WHAT YOU WILL DO - Set down all the data again. Change nothing.

========

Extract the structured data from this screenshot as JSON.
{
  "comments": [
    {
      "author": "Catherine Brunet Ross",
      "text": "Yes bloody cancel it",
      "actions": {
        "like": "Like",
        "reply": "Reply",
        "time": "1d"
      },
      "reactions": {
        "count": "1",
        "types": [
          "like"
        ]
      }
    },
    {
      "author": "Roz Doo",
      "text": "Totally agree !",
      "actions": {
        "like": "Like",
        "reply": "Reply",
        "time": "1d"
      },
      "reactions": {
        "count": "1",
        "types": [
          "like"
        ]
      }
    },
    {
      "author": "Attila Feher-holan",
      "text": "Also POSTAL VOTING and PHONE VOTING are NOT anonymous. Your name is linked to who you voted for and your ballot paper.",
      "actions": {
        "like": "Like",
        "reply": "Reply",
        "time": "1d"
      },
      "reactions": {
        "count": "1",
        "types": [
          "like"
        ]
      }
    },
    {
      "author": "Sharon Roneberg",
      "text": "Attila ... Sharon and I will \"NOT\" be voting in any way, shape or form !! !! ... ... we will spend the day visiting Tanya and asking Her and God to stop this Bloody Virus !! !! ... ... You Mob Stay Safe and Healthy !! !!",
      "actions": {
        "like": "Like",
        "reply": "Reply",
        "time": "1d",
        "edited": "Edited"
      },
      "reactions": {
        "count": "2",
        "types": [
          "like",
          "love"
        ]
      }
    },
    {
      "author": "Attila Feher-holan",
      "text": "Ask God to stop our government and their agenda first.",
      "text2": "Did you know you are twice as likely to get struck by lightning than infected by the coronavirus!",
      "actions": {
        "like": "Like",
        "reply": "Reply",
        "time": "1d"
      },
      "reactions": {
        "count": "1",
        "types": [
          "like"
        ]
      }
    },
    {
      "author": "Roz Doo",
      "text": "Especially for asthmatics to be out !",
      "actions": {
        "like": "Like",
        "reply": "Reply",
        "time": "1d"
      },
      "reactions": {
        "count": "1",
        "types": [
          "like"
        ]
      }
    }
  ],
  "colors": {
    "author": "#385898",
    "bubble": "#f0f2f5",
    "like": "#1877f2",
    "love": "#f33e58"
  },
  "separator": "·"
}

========

REPLY TO THE EXERCISE -
Extract the structured data from this screenshot as JSON.
{
  "comments": [
    {
      "author": "Catherine Brunet Ross",
      "text": "Yes bloody cancel it",
      "actions": {
        "like": "Like",
        "reply": "Reply",
        "time": "1d"
      },
      "reactions": {
        "count": "1",
        "types": [
          "like"
        ]
      }
    },
    {
      "author": "Roz Doo",
      "text": "Totally agree !",
      "actions": {
        "like": "Like",
        "reply": "Reply",
        "time": "1d"
      },
      "reactions": {
        "count": "1",
        "types": [
          "like"
        ]
      }
    },
    {
      "author": "Attila Feher-holan",
      "text": "Also POSTAL VOTING and PHONE VOTING are NOT anonymous. Your name is linked to who you voted for and your ballot paper.",
      "actions": {
        "like": "Like",
        "reply": "Reply",
        "time": "1d"
      },
      "reactions": {
        "count": "1",
        "types": [
          "like"
        ]
      }
    },
    {
      "author": "Sharon Roneberg",
      "text": "Attila ... Sharon and I will \"NOT\" be voting in any way, shape or form !! !! ... ... we will spend the day visiting Tanya and asking Her and God to stop this Bloody Virus !! !! ... ... You Mob Stay Safe and Healthy !! !!",
      "actions": {
        "like": "Like",
        "reply": "Reply",
        "time": "1d",
        "edited": "Edited"
      },
      "reactions": {
        "count": "2",
        "types": [
          "like",
          "love"
        ]
      }
    },
    {
      "author": "Attila Feher-holan",
      "text": "Ask God to stop our government and their agenda first.",
      "text2": "Did you know you are twice as likely to get struck by lightning than infected by the coronavirus!",
      "actions": {
        "like": "Like",
        "reply": "Reply",
        "time": "1d"
      },
      "reactions": {
        "count": "1",
        "types": [
          "like"
        ]
      }
    },
    {
      "author": "Roz Doo",
      "text": "Especially for asthmatics to be out !",
      "actions": {
        "like": "Like",
        "reply": "Reply",
        "time": "1d"
      },
      "reactions": {
        "count": "1",
        "types": [
          "like"
        ]
      }
    }
  ],
  "colors": {
    "author": "#385898",
    "bubble": "#f0f2f5",
    "like": "#1877f2",
    "love": "#f33e58"
  },
  "separator": "·"
}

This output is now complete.